In adapting the 2010 financial-crisis book The Big Short: Inside the Doomsday Machine by Michael Lewis, the director of Anchorman doesn’t seem like the first choice. And yet, it becomes clear that Adam McKay, known for his comedic work on Saturday Night Live and with Will Ferrell, is clearly the right man for the job, because the humor is absolutely necessary to cut through the rage you might feel at the material. The film clearly lays out the intricacies of the 2008 global financial crisis, demonstrating the ways in which bankers wrung money out of a housing market made out of wishes and dreams.
The Big Short is anchored by big-name stars in goofy hair and accents, including Ryan Gosling, Steve Carell and Christian Bale, who are uniformly excellent all around as the loners, idiot-savants and misanthropes of Wall Street. They are the tenuously connected individuals who envisioned the spectacular crash of a housing market built on the rickety foundations of subprime mortgages propped up by false ratings.
If that sounds like too much wonky financial jargon, not to worry, McKay takes a speedy rat-a-tat-tat approach to the material and throws everything at the wall, stylistically speaking. The Big Short is postmodern to the max, self-reflective, a hodge-podge of fast editing and fast talking, breaking the fourth wall again and again to keep the story moving along, to clarify things, or to say “that really happened,” or “that didn’t really happen.” McKay never dumbs down the explanations of the complicated financial products, but he does take the time to jazz up things like “synthetic collateralized debt obligation” with cheeky celebrity cameos.

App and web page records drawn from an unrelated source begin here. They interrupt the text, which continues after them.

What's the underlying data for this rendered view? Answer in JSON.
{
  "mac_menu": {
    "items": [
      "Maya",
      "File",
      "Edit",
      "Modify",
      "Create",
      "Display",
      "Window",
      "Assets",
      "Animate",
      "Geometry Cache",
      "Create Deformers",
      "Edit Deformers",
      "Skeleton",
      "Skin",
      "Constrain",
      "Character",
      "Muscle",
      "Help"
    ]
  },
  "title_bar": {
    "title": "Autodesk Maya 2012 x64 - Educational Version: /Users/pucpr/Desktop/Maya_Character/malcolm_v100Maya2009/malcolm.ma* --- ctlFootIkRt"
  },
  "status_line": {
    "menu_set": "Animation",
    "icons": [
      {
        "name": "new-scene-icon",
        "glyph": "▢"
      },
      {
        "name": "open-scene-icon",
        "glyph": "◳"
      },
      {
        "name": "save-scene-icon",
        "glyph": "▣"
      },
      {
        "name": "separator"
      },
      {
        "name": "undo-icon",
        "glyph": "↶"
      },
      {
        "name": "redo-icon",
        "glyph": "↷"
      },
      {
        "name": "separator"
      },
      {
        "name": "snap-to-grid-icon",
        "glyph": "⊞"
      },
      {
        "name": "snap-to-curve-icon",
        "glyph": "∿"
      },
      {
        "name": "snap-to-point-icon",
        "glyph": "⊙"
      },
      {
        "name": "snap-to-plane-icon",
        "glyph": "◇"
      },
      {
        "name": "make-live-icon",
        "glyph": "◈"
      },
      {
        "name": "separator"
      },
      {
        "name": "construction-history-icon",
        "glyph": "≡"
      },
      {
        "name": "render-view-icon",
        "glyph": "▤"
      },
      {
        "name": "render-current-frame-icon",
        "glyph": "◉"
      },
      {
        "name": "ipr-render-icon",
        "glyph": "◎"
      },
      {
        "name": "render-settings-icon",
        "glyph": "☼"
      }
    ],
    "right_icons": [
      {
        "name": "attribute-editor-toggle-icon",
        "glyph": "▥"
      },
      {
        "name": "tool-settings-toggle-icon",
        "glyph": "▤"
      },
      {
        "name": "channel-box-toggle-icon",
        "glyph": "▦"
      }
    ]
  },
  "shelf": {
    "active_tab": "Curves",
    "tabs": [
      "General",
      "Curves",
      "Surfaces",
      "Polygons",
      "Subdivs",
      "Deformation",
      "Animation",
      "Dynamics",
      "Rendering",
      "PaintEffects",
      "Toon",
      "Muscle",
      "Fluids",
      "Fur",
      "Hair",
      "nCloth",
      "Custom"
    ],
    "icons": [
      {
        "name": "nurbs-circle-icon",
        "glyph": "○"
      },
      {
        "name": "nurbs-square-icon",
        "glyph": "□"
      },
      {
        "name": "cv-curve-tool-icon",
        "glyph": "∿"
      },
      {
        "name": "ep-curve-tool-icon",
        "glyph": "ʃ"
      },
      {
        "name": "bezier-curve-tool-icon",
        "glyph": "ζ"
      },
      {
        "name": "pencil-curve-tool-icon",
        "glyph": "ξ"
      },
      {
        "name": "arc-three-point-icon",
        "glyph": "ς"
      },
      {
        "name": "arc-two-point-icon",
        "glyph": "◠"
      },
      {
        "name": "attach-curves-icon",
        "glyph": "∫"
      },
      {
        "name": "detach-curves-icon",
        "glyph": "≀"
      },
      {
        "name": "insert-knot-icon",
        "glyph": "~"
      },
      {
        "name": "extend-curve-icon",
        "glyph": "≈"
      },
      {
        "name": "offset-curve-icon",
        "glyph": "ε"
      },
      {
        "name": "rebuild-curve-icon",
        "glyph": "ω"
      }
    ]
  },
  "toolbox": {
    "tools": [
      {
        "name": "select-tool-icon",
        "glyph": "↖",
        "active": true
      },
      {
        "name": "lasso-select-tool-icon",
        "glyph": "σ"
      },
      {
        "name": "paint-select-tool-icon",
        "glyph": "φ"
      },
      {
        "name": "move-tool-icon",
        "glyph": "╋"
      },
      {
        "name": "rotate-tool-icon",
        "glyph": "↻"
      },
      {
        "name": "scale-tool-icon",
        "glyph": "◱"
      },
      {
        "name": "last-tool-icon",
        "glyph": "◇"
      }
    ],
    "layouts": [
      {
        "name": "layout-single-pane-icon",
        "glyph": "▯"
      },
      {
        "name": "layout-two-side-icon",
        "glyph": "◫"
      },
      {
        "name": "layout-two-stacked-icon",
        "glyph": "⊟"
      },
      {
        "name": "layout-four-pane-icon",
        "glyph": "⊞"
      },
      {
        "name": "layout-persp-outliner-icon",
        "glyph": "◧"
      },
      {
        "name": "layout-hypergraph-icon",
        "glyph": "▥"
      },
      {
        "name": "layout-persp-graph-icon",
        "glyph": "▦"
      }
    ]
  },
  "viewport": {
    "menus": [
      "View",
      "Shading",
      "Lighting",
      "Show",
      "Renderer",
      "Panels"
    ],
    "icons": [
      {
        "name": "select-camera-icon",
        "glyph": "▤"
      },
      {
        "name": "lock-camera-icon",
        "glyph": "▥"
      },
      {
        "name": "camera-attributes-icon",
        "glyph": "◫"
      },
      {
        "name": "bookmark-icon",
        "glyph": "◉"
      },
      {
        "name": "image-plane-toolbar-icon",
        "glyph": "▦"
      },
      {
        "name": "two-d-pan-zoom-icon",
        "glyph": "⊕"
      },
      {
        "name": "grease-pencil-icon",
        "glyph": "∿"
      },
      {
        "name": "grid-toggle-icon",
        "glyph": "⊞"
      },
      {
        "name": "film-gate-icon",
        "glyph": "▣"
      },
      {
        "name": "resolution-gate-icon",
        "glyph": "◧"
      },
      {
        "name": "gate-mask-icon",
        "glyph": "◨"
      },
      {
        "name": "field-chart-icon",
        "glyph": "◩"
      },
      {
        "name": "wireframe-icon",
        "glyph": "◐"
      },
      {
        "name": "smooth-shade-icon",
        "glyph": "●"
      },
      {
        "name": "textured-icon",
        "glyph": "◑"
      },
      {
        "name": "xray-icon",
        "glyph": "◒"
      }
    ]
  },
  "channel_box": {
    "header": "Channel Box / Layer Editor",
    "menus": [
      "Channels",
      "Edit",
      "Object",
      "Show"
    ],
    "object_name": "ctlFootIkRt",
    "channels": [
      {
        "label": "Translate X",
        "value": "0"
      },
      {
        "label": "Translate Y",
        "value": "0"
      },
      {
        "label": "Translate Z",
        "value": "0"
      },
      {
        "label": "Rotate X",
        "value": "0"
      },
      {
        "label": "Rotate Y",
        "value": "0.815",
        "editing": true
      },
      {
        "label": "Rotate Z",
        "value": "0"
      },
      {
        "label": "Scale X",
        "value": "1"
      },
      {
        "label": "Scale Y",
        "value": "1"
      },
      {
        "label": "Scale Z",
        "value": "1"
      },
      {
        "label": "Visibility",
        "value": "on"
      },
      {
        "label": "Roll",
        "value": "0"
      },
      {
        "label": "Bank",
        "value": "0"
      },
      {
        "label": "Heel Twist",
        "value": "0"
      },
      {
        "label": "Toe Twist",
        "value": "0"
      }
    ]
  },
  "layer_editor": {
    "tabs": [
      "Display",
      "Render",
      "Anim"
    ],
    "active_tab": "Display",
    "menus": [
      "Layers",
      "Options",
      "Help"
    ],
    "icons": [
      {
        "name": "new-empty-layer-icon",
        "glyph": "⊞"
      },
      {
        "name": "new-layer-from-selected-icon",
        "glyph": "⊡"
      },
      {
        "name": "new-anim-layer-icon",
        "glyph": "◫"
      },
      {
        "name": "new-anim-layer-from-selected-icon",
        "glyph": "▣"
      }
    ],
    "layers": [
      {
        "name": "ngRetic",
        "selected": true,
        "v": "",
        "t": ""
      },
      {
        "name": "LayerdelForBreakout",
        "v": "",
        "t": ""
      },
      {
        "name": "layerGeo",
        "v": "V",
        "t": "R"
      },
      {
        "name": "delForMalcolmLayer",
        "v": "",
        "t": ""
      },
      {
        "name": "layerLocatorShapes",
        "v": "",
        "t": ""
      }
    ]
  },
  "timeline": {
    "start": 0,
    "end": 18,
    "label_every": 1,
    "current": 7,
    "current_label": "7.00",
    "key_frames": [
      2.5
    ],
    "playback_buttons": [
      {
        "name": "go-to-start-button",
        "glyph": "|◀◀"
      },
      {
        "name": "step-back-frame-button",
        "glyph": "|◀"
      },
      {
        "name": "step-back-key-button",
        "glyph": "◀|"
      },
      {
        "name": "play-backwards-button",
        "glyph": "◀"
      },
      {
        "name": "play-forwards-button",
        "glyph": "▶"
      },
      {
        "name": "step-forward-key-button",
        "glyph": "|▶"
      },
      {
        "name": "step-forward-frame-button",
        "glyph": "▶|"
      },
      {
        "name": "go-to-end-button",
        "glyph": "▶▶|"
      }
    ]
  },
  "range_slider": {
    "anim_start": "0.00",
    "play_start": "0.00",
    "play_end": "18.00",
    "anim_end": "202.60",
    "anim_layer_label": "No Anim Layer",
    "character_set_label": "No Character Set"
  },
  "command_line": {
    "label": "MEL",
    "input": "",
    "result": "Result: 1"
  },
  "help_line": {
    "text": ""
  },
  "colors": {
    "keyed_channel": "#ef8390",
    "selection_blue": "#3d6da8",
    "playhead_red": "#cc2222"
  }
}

The rapid-fire editing creates some clever sequences in which he cuts between the various groups having similar reactions to events in the financial market, united in sentiment. They are cut as if talking to each other, even if they’re on completely different sides of the country, and it’s an ingenious way to link the disparate groups. There’s also a fantastic sound design that goes along with the editing, blending voices and sound effects rhythmically throughout.
To lesser effect is McKay’s reliance on quick cuts of contextless images to create a sense of the era. Images of soldiers are back to back with celebrities, family vignettes and small-town scenes. It jogs the neurons that might have repressed the pop culture of 2007-08, but it’s a bit much.
Steve Carell’s grieving, rage-filled Mark Baum is the conscience of the film. As he talks to more and more bankers, brokers, real-estate agents, and strippers with mortgages on multiple properties, his face seems to get redder and redder, his boiling point breached. He’s never one to mince words, and he is the loud-mouthed canary in the coal mine. Still, when he’s proven right and the sky has fallen, there’s no sense of victory, just disappointment. It’s as if they took these high-risk bets hoping they might be wrong.
As we know, they weren’t wrong. The irony is that our heroes end up making a huge windfall off the events that precipitated economic ruin for the larger population. The Big Short is funny, but it builds to a dour crescendo that feels all too familiar, managing to enrage anew with the hindsight-clear reminder of our not-so-distant past.
‘The Big Short’
Rated R for pervasive language and some sexuality/nudity. 2:10. Fayette Mall, Hamburg, Nicholasville.